It seems to me that the Governor doesn’t understand that taxpayers cannot afford to pay one more dime and carelessly proposes $1 billion in new taxes, fees and surcharges. It was also disappointing to read in his budget message that, instead of dealing with the $3.2 billion shortfall in this year’s budget, he simply rolled that deficit over into next year’s budget, creating a greater than $7 billion shortfall in the future. While he calls for spending controls, his proposed state budget actually projects spending increases over each of the next 3 years. Further, it is disturbing that the Governor’s budget plan fails to include any form of property tax reform such as a tax cap to protect homeowners from skyrocketing taxes. And in fact, with the proposed reductions to school aid associated with this budget, property owners in Dutchess County can expect each school district to greatly increase property taxes in upcoming budgets.

Dutchess County residents are often baffled by special taxes and fees that we are asked to pay.  Of particular concern has been the job-killing MTA mobility tax. With only 2% of Dutchess County residents using the MTA, this particular tax has infuriated businesses and governments alike.  Now is the time to eliminate this particular burden from the state budget. 

I am reminded regularly by one of my colleagues on the County Legislature that unemployment in Dutchess County alone has climbed over 8%, and every time New York State raises taxes, we drive intelligent, well educated New York workers and businesses to other regions of the Country.  We simply can’t afford to have Albany do business as usual. 
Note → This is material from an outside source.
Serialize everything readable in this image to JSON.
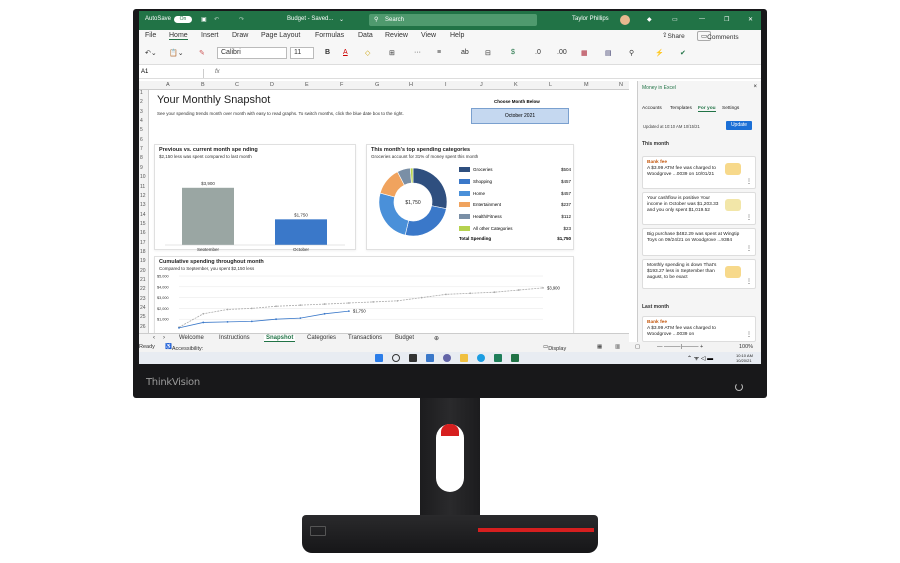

For Dutchess County, our $400 million budget includes $126 million in state mandated programs, including $40 million for Medicaid. With Medicaid being the largest single mandate for the county, I urge state lawmakers to look at ways to reduce this burden such as scaling back on the number of options available to recipients and cracking down on fraud, waste and abuse in the system.

The good news is that sound leadership in Dutchess County government has kept taxes to our residents 23% less per capita that the statewide average. According to our County Executive, Dutchess County ranks the lowest out of all 57 counties in New York State in per capita spending.  It’s time that our state representation follows suit and take on this challenge. 

Still, we have a long way to go to ease the burdens on Dutchess County taxpayers and we hope that a partnership can be developed with our state representatives so that fiscal challenges can be met and overcome before we lose more families and businesses to less expensive places.

There are a handful of sound provisions in the Governor’s budget proposal that are a good first step to government reform, but need to be pushed even further. 

1. The Governor states that by simply rescinding the New York State Wicks Law for School Districts, our schools could appreciate more than $200 million in savings on annual capital costs. The Governor correctly points out that the mandates associated with this law drive up construction costs that are eventually born by state taxpayers. His call to ease and then eliminate the burden of Wicks should be applied to all levels of government in New York State. 

2. The Governor also calls for a 4-year moratorium on new statutory mandates that will result in the growth of unfunded mandates to municipalities and school districts. This moratorium needs to be extended into a review of all state mandates on local government, with the goal of reducing unfunded mandate costs by at least 50% over the next 4 years. Through this process, specific mandates on county government, such as preschool special education, early intervention programs, county jail regulations, Medicaid and pension costs should be examined and reduced. 

I once again thank you for the opportunity to speak on the proposed New York State budget, and hope that you can carry the thoughts and concerns of Dutchess County residents back to Albany.